Te wāhi e noho ana taku tinana ki roto i te ngahere me te moana
Te Rarawa, Ngāpuhi, Ngāti Mahuta, Ngāti Maniapoto. Aotearoa, New Zealand.
‘The body remains as a catalyst of my everyday, a continual genealogy. Understanding the body as not singular but rather as plural, informs the reading of the body as not one but many, a genealogical vessel, a body existing as genealogy.’

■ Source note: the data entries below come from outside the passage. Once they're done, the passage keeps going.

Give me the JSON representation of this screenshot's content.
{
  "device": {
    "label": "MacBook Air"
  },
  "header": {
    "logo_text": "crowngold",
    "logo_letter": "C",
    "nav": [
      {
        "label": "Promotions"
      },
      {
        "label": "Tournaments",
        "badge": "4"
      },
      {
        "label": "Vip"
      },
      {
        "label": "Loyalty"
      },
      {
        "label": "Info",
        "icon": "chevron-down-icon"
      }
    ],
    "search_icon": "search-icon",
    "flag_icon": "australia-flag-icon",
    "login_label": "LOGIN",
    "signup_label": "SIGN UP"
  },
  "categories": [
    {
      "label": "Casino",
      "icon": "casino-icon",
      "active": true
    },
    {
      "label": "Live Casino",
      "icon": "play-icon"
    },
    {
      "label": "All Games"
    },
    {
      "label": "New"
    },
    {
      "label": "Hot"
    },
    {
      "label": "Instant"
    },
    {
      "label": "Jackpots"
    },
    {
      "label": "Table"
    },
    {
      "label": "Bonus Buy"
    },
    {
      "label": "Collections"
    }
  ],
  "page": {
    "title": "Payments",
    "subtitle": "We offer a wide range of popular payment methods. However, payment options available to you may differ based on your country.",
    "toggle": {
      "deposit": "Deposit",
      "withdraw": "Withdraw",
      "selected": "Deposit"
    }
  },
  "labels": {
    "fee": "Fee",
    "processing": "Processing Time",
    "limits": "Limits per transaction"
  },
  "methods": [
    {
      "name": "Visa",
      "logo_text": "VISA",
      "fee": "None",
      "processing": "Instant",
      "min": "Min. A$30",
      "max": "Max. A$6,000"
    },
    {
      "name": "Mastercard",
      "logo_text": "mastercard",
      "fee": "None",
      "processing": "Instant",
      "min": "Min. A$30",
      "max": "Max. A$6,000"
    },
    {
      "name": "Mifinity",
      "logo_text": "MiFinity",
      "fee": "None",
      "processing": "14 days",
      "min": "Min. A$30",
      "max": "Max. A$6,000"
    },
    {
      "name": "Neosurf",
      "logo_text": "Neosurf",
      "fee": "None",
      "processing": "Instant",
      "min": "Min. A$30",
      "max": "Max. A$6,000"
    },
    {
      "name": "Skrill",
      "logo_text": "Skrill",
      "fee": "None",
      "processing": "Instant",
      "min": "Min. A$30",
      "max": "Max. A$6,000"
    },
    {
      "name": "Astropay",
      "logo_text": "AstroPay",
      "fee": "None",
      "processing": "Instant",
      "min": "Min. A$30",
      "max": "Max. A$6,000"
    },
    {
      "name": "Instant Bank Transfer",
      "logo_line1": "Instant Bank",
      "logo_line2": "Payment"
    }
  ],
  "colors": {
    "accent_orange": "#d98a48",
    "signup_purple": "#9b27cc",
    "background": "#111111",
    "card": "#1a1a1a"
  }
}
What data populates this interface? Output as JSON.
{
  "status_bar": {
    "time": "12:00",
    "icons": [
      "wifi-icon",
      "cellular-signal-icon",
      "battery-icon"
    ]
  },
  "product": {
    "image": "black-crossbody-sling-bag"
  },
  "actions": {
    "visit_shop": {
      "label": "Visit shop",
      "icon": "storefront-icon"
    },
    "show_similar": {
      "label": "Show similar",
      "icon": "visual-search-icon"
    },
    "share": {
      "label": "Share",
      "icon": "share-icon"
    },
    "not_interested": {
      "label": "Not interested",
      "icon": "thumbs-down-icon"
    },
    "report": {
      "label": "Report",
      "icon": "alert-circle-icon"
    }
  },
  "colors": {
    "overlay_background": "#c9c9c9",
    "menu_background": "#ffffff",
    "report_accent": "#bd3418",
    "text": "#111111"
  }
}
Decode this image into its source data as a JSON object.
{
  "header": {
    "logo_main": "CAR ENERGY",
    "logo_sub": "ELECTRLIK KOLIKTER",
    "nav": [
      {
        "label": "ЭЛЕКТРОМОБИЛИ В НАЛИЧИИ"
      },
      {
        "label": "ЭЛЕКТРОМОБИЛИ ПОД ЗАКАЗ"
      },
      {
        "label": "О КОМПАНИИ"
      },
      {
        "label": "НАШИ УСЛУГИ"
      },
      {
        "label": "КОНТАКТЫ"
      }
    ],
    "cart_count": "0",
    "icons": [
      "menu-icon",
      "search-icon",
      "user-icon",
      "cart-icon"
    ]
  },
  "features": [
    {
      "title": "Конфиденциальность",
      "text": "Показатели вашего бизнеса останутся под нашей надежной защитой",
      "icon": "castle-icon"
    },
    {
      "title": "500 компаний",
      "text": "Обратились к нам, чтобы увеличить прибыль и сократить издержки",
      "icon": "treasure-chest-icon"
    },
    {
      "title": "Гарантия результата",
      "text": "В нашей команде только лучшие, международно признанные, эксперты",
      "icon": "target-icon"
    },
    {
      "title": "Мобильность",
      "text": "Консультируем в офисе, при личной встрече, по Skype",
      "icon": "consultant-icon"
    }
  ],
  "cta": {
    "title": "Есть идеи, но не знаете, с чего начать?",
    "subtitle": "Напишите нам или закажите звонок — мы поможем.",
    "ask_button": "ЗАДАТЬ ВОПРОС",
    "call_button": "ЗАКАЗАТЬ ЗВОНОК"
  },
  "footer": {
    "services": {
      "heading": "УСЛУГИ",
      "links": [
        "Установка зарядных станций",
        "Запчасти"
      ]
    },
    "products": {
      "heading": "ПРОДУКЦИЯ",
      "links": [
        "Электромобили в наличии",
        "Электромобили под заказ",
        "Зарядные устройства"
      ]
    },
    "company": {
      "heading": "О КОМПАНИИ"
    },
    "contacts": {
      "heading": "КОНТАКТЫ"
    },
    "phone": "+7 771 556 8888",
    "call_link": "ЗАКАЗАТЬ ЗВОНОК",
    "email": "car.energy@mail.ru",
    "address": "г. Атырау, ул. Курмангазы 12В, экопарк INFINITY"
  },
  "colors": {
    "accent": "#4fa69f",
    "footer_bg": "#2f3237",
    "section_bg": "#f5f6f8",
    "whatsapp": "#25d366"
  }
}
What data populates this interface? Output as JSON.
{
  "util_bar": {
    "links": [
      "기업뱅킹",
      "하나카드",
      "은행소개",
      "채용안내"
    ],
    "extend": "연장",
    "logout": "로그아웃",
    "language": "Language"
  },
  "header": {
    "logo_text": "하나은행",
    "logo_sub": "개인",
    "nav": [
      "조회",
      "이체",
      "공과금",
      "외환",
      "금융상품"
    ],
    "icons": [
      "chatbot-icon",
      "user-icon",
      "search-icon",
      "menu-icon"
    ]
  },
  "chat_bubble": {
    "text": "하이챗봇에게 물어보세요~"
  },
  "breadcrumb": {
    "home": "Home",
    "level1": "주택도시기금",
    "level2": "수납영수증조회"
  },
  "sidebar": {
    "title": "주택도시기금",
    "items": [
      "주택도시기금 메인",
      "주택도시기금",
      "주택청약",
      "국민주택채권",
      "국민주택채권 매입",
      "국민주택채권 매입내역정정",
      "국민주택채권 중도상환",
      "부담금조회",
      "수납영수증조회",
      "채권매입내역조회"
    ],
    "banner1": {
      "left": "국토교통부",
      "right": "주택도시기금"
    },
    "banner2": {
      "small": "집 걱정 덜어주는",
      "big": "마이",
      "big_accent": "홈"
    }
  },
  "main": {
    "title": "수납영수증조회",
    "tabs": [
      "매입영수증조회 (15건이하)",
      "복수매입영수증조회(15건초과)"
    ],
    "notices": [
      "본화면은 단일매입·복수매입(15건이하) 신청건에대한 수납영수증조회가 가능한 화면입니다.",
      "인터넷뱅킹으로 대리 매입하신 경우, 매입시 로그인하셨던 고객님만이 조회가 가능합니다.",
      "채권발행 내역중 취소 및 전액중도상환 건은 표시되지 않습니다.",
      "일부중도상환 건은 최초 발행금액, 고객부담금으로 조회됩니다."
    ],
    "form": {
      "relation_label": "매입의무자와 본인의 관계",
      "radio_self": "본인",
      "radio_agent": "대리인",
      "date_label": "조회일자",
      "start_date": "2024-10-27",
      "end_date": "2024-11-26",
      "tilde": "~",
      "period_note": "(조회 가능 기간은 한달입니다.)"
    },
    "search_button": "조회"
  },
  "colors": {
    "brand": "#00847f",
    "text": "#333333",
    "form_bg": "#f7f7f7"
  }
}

‘Tangata Whenua’: Māori, the indigenous people of Aotearoa, New Zealand, in context meaning a people ‘born from the land’, or ‘the afterbirth of the Atua Papatuanuku, mother earth’, informs my genealogical body and ‘Te wāhi e noho ana taku tinana ki roto i te ngahere me te moana’. In English this translates as ‘the place where my body lays in the forest and the ocean’. The installation shows the performance process of Māori cloak making, an adornment of body, an exploration of ‘Tangata whenua’. Opening a window, the Māori cloaks, ‘Te Au’ and ‘Ngahere’, show a process of navigation between my artist studio and hau kāinga in Whangateau, from the harvesting of materials on the whenua to the final performances ‘Te au o te moana’ and ‘Ngahere’. Occupying the gaze of oneself, as an indigenous people, the documented performances alongside the narrative of the installation, represent fragments of my interactions with the whenua: ‘the push and pull between spaces, the genealogical body, a weaving of time'.